The doctors at Newton Wellesley Orthopedic Associates in Newton and Wellesley, MA, diagnose and treat hip conditions such as hip arthritis and perform hip surgery when needed.

Conditions Affecting the Hip

Hip Arthritis

Arthritis of the hip joints can cause pain, stiffness, loss of movement and even bone spurs. Treatments include medication, exercise and surgery.

Labral Tear
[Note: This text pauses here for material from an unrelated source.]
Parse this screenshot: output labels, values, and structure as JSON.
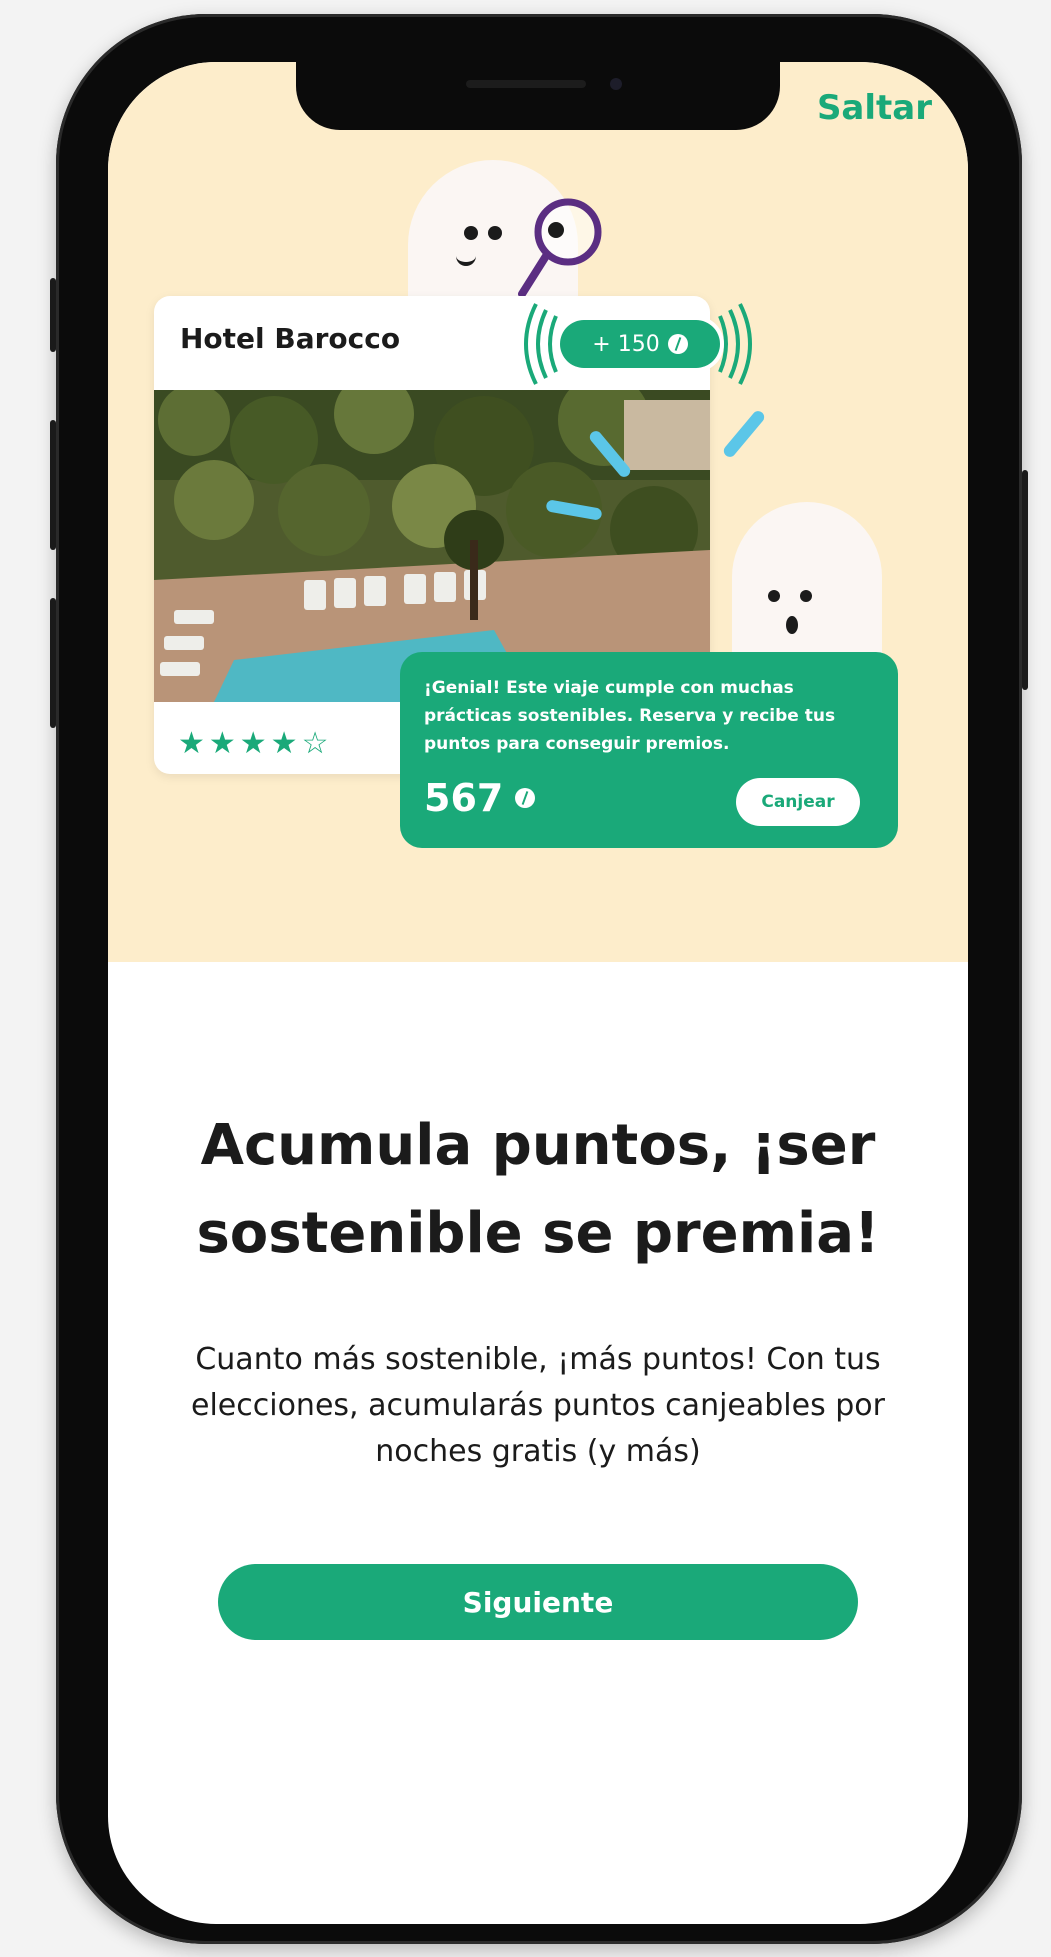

Labral tears of the hip are becoming an increasingly recognized cause of hip pain in the athlete. The labrum is a ring of cartilage encircling the hip socket (the acetabulum) which normally provides a watertight seal of the hip joint. In some patients, there may be a bony protrusion on the femoral neck (on the “ball” side of the joint) called a cam lesion, which can impinge on the labrum in certain extreme positions of hip motion, making the patient more susceptible to a labral tear. Similarly, other patients may have a “pincer” lesion in which the anterior, or front facing portion of the acetabulum is overly prominent, causing impingement on the labrum in extremes of hip position and resulting in labral tears.

Patients with a labral tear may experience deep dull pain in the groin, which is aggravated by high hip flexion or internal rotation. This type of pain may be brought on with certain physical exam maneuvers. Often a history and physical exam are enough to make the diagnosis of labral tear. X-rays may demonstrate the “cam” or “pincer” lesions and MRI may show the actual cartilage tear itself.

Treatment usually consists of a period of rest, modification of activity, anti-inflammatory medication and physical therapy. If pain with activity persists, a cortisone injection in the hip joint usually relieves the pain. In patients who do not experience longstanding pain relief with a cortisone injection, hip arthroscopy is the current gold standard of surgical treatment. Open hip dislocation may need to be performed in patients with highly abnormal bone structure around the hip.

See the video below to learn how a labral tear of the hip is repaired with arthroscopy.

Following hip arthroscopy, physical therapy is usually required. See Dr. Hanmer’s hip arthroscopy postoperative protocol.

Trochanteric Bursitis

Inflammation of the fluid-filled sacs in the hip called bursa is a painful condition called trochanteric bursitis. Causes include injury, overuse of the hip joint, poor posture and hip bone spurs. Medication, physical therapy and surgery are some of the treatment options.

  • American Association of Hip and Knee Surgeons Arthroscopy Association of North America Arthroscopy Association of North America 	American Orthopedic Society for Sports Medicine 	American Society for Surgery of the Hand 	Mass Premier Soccer 	North American Spine Society 	Newton Wellesley Hospital 	Partners HealthCare STOP Sports Injuries Tufts University